I had the opportunity to speak to the court at the sentencing for Shane McGee. I was able to speak about how Shane’s actions on the morning of July 16 affected me–to describe my loss. I was also able to give my thoughts on his sentencing.
I knew I would want to say something, but I didn’t know what or how. Every time I tried to put my loss into words, I broke down and realized it was impossible.
I couldn’t give my thoughts on sentencing until I met Shane. I had introduced myself quickly to him and his mother at the courthouse when he pleaded guilty, but I had not talked with him. How could there exist another human being in this world who had such a profound affect on me and my family yet I knew nothing about him?! Did he know anything about who he killed that morning, what he took from this world?
Our society’s justice system keeps the victim and offender completely separated, no contact, no information. Is that always best? Could there be situations where it may be a good thing for victim and offender to meet face to face to begin to work out any possible way to restore whatever can be restored on either side? I think so.
I met Shane face to face 2 days before I saw him again in court for his sentencing. At the sentencing, this is what I, more or less (lots of impromptu talking), said to the court:
“Dear Judge, Shane, all my friends and family, and all my fellow community members,
I am Patrick’s wife. My loss is unfathomable, ineffable. Any of my attempted words will only serve to cheapen or make trite the all-encompassing love, experience, life that Patrick and I shared.
I have here a few excerpts of letters and journal entries Patrick and I have written. Perhaps these letters can give you a glimpse of what we shared and is now forever ripped away:
My journal; July 16, 1991; exactly 17 years before Pat was struck
And now we’re getting married. Marriage–a big word. Rest of our lives together. Share everything.
I love him. I want to list everything I like about him, why I want to marry him, what marriage really means to me, and what promises, vows, agreements, pacts I want to make with him for the rest of our lives together.
I feel so lucky, so blessed, almost in a dream. I’ve dreamed of my “perfect” husband all my life, and now I’ve found him. We have a good relationship. I know he’s not perfect, and I know there are going to be trying times. But, with the attitudes, values, ideas, hopes, communication we have now, I really think we’ll be able to make it.

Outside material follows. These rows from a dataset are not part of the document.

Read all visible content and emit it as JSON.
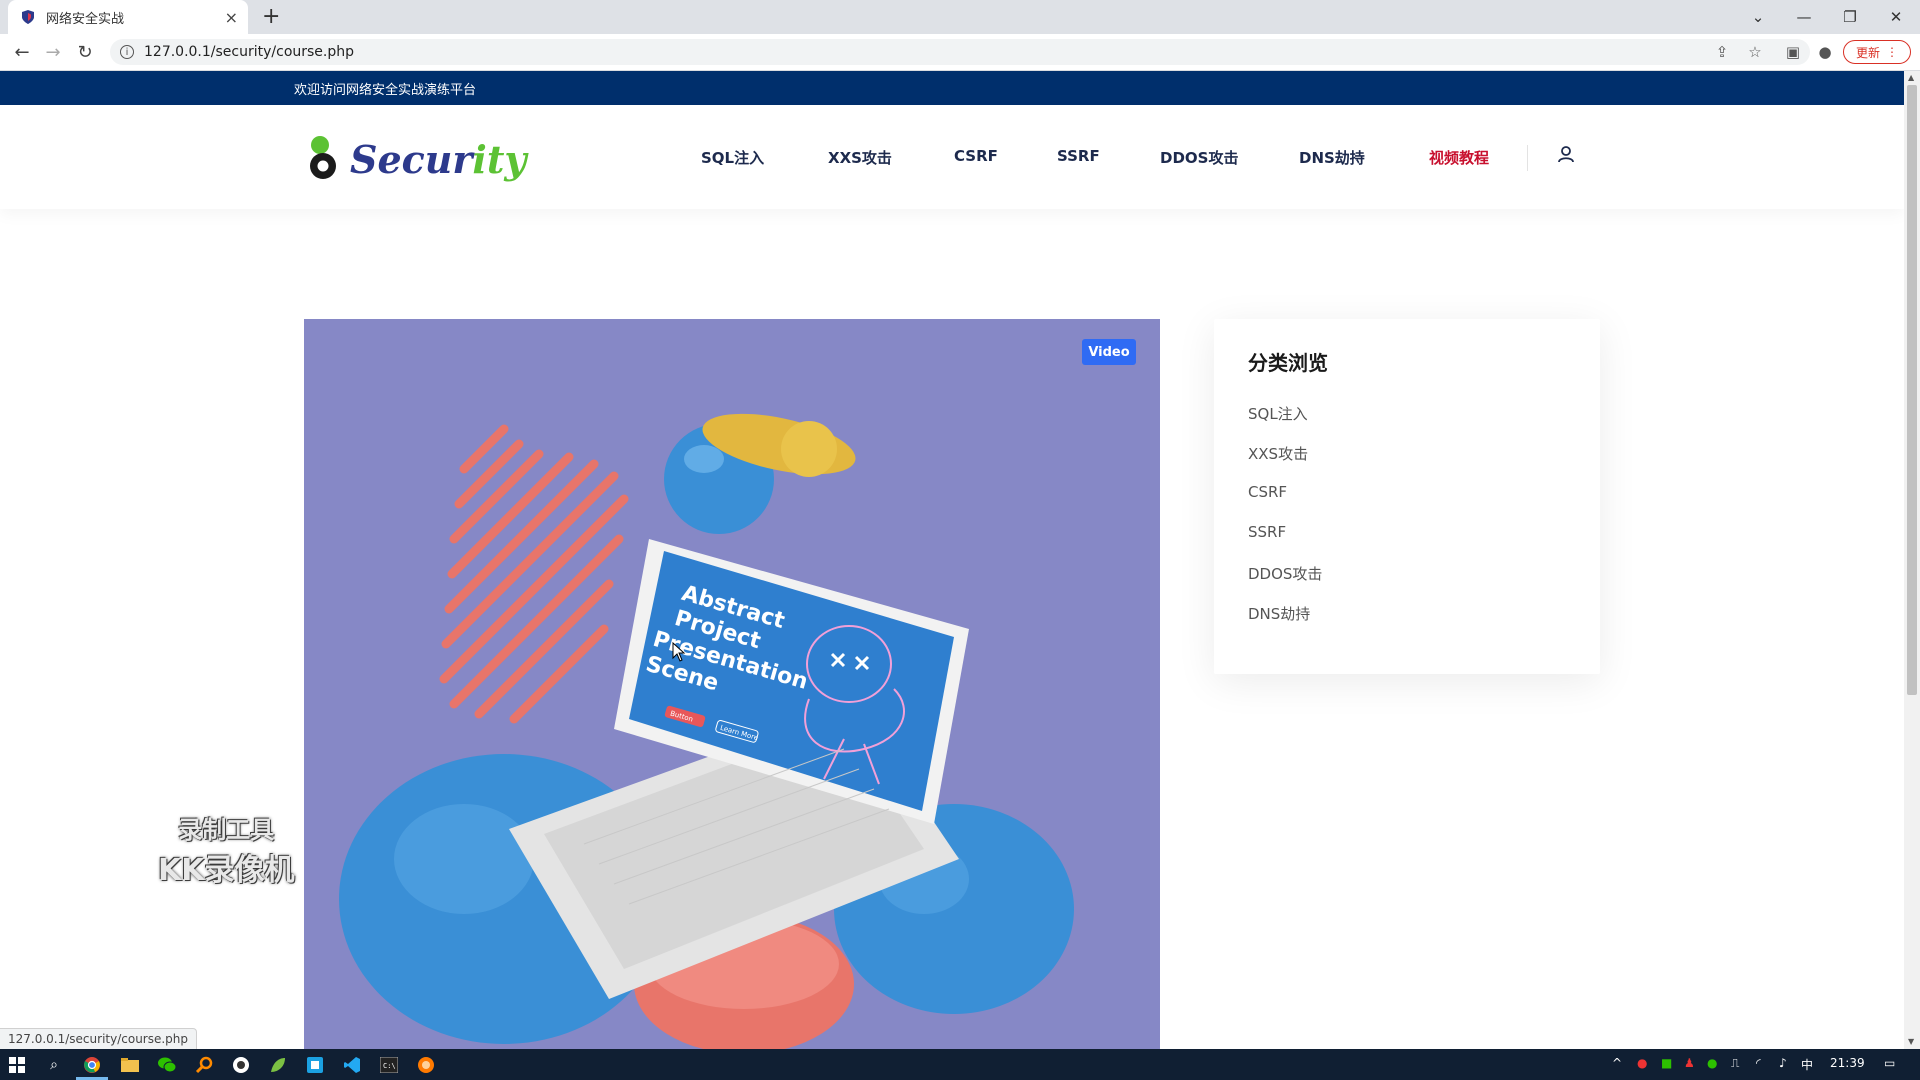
{
  "browser": {
    "tab_title": "网络安全实战",
    "tab_close": "×",
    "new_tab": "+",
    "url": "127.0.0.1/security/course.php",
    "update_label": "更新"
  },
  "site": {
    "topbar_text": "欢迎访问网络安全实战演练平台",
    "logo_part1": "Secur",
    "logo_part2": "ity",
    "nav": [
      {
        "label": "SQL注入",
        "active": false
      },
      {
        "label": "XXS攻击",
        "active": false
      },
      {
        "label": "CSRF",
        "active": false
      },
      {
        "label": "SSRF",
        "active": false
      },
      {
        "label": "DDOS攻击",
        "active": false
      },
      {
        "label": "DNS劫持",
        "active": false
      },
      {
        "label": "视频教程",
        "active": true
      }
    ],
    "accent_color": "#c8102e",
    "topbar_color": "#002f6c"
  },
  "hero": {
    "badge": "Video",
    "screen_text": [
      "Abstract",
      "Project",
      "Presentation",
      "Scene"
    ],
    "screen_buttons": [
      "Button",
      "Learn More"
    ]
  },
  "sidebar": {
    "title": "分类浏览",
    "items": [
      "SQL注入",
      "XXS攻击",
      "CSRF",
      "SSRF",
      "DDOS攻击",
      "DNS劫持"
    ]
  },
  "watermark": {
    "line1": "录制工具",
    "line2": "KK录像机"
  },
  "status_url": "127.0.0.1/security/course.php",
  "taskbar": {
    "ime": "中",
    "time": "21:39"
  }
}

Change, growth, love, moment, life.
We need to remember ebb and flow, most importantly when it’s ebbing. It’s not good to be constantly apprehensive, anxious of these bad times–I need to live in the moment and appreciate it for all it’s worth!
Yet, at the same time, I need to be aware of the ebb and to accept it as part of life. Pat and I have talked of this.
My promise to him is to accept and even appreciate both the ebb and flow, the tears and the laughter, the ups and downs, winters and springs, and to not give up!
We both have a lot to offer eachother, our family, our friends, our world.
Patrick, you are what I want. You are the one I will love forever. Each year we’ll be two different people, always changing. That’s what I want! I want me to be, you to be, and our relationship to be dynamic, never stagnant for long, always growing.
I’m aware that the change can be very painful at times. My promise is to let you be, to aid your growth in any way, to not consciously impede your independence, to work hard in being aware of my unconscious, unknowing, indirect inhibiting actions and words and stopping them.
I promise to constantly struggle in my own positive personal growth. The more we independently grow, the more our union can grow. We’ll always learn new things from eachother.
Change can be exciting, life-giving, positive, adventurous, thrilling.
Patrick, I have often told you how lucky and blessed I feel to have you. Sometimes it doesn’t seem possible. I’ve had a lot of dreams and hopes for how I want my life to turn out. I think we both know that dreams can hurt. Life isn’t idealistic. The real world can play cruel jokes on us it sometimes seems. Then why have I been so blessed to have the dream come true of the man I want to spend the rest of my life with? I want to be with you to discover and realize our dreams. I want to be with YOU when our dreams are shattered right before us.
Marriage vows, the traditional ones, have become so trite-sounding, almost meaningless. The words are what I ultimately want to vow–“…in good times and in bad, in sickness and in health, I will love you all the days of my life.”
But there’s so much more to it. I want to profess my love for Patrick in front of all those we care about and all who care about us in a way that will leave no one any doubt of what I promise. I do not take vows lightly. They will be from my heart, they should come from my heart, not from tradition.
I love you, Patrick! I give my life to you. I take all of you.
(This is getting long. I will continue in subsequent posts…)